Nature in the City
The benefits of nature for people and wildlife are unmistakable. Nature cleans air and water, cools neighborhoods, safeguards wildlife, and provides critical mental and physical health benefits. Also unmistakable are the significant inequities in access to nature for cities and environmental justice communities. These historically marginalized communities suffer from a "nature deficit" and bear the brunt of the impact from climate change, the COVID-19 pandemic, and other health issues like asthma.
Mass Audubon’s Nature in the City initiative sits at the intersection the most critical challenges we face today: loss of biodiversity, inequitable access to nature, and impacts of climate change. By restoring and protecting greenspaces in cities and environmental justice communities, we can help solve for these challenges and provide the benefits of nature to the people who need it the most.
About Nature in the City
At its core, Nature in the City focuses on increasing and restoring urban greenspaces in communities that have historically lacked adequate and accessible access to nature. Through this initiative, Mass Audubon works with community partners to:
- conserve land held by partners;
- acquire land in special circumstances;
- restore wetlands and stream corridors;
- plant trees and pollinator gardens;
- empower residents to be stewards and advocates for the natural environment;
- link residents to education and outdoor programming;
- and advocate for policies that protect greenspaces.
Nature in the City succeeds only in partnership with communities. The work we will do with each community will be unique and based on a strong understanding of the community’s assets and needs. We will convene, listen, and engage actively to determine what strategies to execute and resources to deploy to protect and expand nature in our communities.
Launched in 2022, Mass Audubon is piloting Nature in the City in four cities: Boston, Cambridge, Lowell, and Fall River. In addition, we will expand this work in Lawrence, New Bedford, Worcester, and Springfield over the coming years.
Updates and Progress
Building off the success of Mass Audubon’s two urban wildlife sanctuaries, Boston Nature Center in Mattapan and Broad Meadow Brook in Worcester, we’ve hit the ground running.

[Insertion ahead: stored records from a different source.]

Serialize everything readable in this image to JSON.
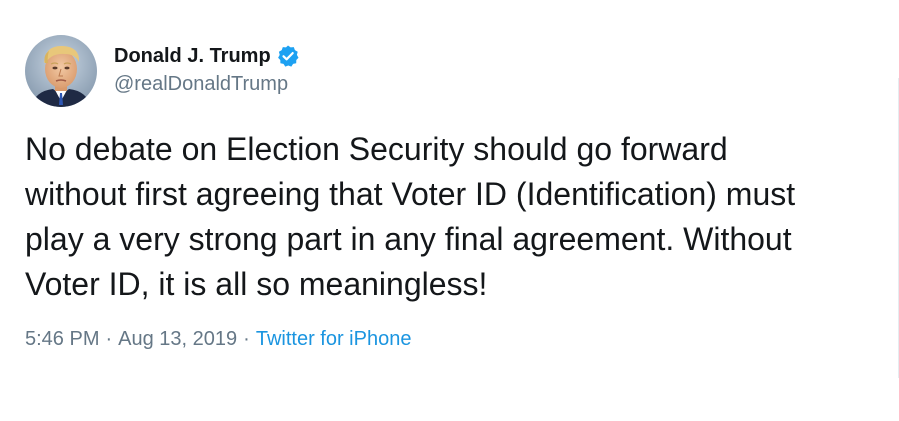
{
  "tweet": {
    "author": {
      "display_name": "Donald J. Trump",
      "handle": "@realDonaldTrump",
      "verified": true,
      "avatar_icon": "profile-photo"
    },
    "text": "No debate on Election Security should go forward\nwithout first agreeing that Voter ID (Identification) must\nplay a very strong part in any final agreement. Without\nVoter ID, it is all so meaningless!",
    "time": "5:46 PM",
    "separator_1": "·",
    "date": "Aug 13, 2019",
    "separator_2": "·",
    "source": "Twitter for iPhone"
  },
  "colors": {
    "text_primary": "#14171a",
    "text_secondary": "#657786",
    "link": "#1b95e0",
    "verified_badge": "#1da1f2"
  }
}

- In Cambridge, we’re partnering with the Massachusetts Department of Conservation and Recreation (DCR) to run the Magazine Beach Park Nature Center, which offers free drop-in children’s nature activities, adult walks and lectures, school programs, community festivals, and more from April through November. We are also partnering with community and business organizations in North Cambridge to protect and restore Jerry’s Pond and the surrounding environment to benefit people and wildlife.

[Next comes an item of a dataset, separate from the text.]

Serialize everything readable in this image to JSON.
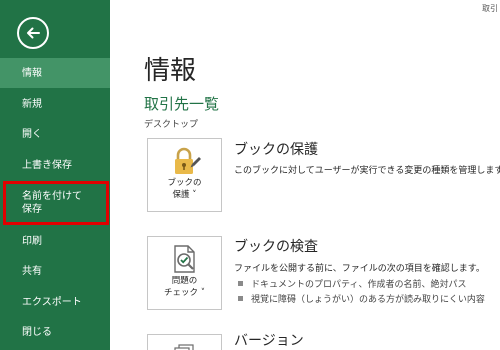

- In Lowell, Mass Audubon is working alongside the Lowell Parks & Conservation Trust and Mill City Grows to protect and restore the last family farm in Lowell and open an environmental education center, sustainable farm, and wildlife sanctuary for all to enjoy.

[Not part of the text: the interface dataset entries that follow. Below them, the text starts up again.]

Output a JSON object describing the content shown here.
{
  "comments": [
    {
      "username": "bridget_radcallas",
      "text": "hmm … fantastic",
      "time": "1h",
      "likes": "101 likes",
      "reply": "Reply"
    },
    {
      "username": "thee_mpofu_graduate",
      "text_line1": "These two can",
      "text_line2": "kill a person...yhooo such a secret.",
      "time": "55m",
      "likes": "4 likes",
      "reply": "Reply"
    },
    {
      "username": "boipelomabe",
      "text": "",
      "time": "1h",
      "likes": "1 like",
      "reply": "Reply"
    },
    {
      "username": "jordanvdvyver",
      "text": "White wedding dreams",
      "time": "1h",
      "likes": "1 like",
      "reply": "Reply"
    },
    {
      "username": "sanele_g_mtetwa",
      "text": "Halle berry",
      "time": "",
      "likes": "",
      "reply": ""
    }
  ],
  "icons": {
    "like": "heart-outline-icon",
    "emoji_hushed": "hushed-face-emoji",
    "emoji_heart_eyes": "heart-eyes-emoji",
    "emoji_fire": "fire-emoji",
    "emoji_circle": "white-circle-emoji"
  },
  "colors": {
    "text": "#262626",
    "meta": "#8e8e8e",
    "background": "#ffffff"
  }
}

- In Boston, we are working with the City and other partners to restore Canterbury Brook, a local stream in Mattapan. We are partnering with local groups and the Boston Public Schools to green schoolyards in Dorchester, Mattapan, and surrounding neighborhoods. In Hyde Park, we are partnering with the Friends of Crane’s Ledge Woods to advocate for the protection of the woods. And we continue to educate and engage thousands of people at the Boston Nature Center, also in Mattapan.
How You Can Help
By working together in and with communities, we can build healthy, vibrant, and green cities that are more resilient to climate change, support human well-being, and provide ecologically rich spaces to attract and support wildlife.